Jasper Johns asked Billy Klüver for a transparent gas-discharge letter to include in a painting. He wanted the power supply to be mounted behind the painting without any power cords attaching the painting to the wall. To do this a high voltage supply was needed, but to stack up batteries to 1200 volts would have been messy, dangerous and impractical. Klüver's colleague at Bell Labs, Harold Hodges, solved this by the ingenious idea of building a multi-vibrator circuit which converted the DC voltage from a 12 volt rechargable battery into AC. Transformed into 1200 Volts and then rectified, it powered the neon letter. All the technical equipment was mounted behind the painting. Using this device they were able to provide the blue “A” which sticks out horizontally at the top of the painting in Zone, 1962. The letter "A" was to be blue, and could be obtained using mercury so the letter would be transparent when the letter was turned off. With any other color, one would have to use fluorescent material on the inside of the glass tube to produce color, which would look white and opaque when the voltage was turned off. Johns wanted the letter to be transparent. Klüver then found a neon sign maker in Newark, who could make the "A" to his specifications.
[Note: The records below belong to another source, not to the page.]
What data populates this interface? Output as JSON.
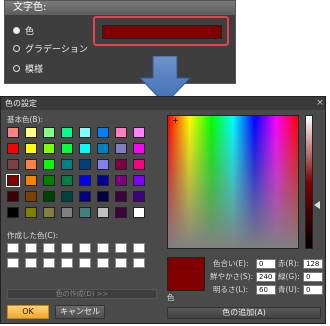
{
  "top_panel": {
    "header": "文字色:",
    "swatch_color": "#800000",
    "options": [
      {
        "label": "色",
        "selected": true
      },
      {
        "label": "グラデーション",
        "selected": false
      },
      {
        "label": "模様",
        "selected": false
      }
    ]
  },
  "dialog": {
    "title": "色の設定",
    "close": "×",
    "basic_colors_label": "基本色(B):",
    "basic_colors": [
      "#ff8080",
      "#ffff80",
      "#80ff80",
      "#00ff80",
      "#80ffff",
      "#0080ff",
      "#ff80c0",
      "#ff80ff",
      "#ff0000",
      "#ffff00",
      "#80ff00",
      "#00ff40",
      "#00ffff",
      "#0080c0",
      "#8080c0",
      "#ff00ff",
      "#804040",
      "#ff8040",
      "#00ff00",
      "#008080",
      "#004080",
      "#8080ff",
      "#800040",
      "#ff0080",
      "#800000",
      "#ff8000",
      "#008000",
      "#008040",
      "#0000ff",
      "#0000a0",
      "#800080",
      "#8000ff",
      "#400000",
      "#804000",
      "#004000",
      "#004040",
      "#000080",
      "#000040",
      "#400040",
      "#400080",
      "#000000",
      "#808000",
      "#808040",
      "#808080",
      "#408080",
      "#c0c0c0",
      "#400040",
      "#ffffff"
    ],
    "selected_basic_index": 24,
    "custom_colors_label": "作成した色(C):",
    "define_button": "色の作成(D) >>",
    "ok_button": "OK",
    "cancel_button": "キャンセル",
    "preview_label": "色",
    "current_color": "#800000",
    "fields": {
      "hue_label": "色合い(E):",
      "hue": "0",
      "sat_label": "鮮やかさ(S):",
      "sat": "240",
      "lum_label": "明るさ(L):",
      "lum": "60",
      "red_label": "赤(R):",
      "red": "128",
      "green_label": "緑(G):",
      "green": "0",
      "blue_label": "青(U):",
      "blue": "0"
    },
    "add_button": "色の追加(A)"
  }
}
Johns later asked Klüver for a red "R" for Field Painting, 1964. The glass "R" was filled with neon which naturally became red when turned on.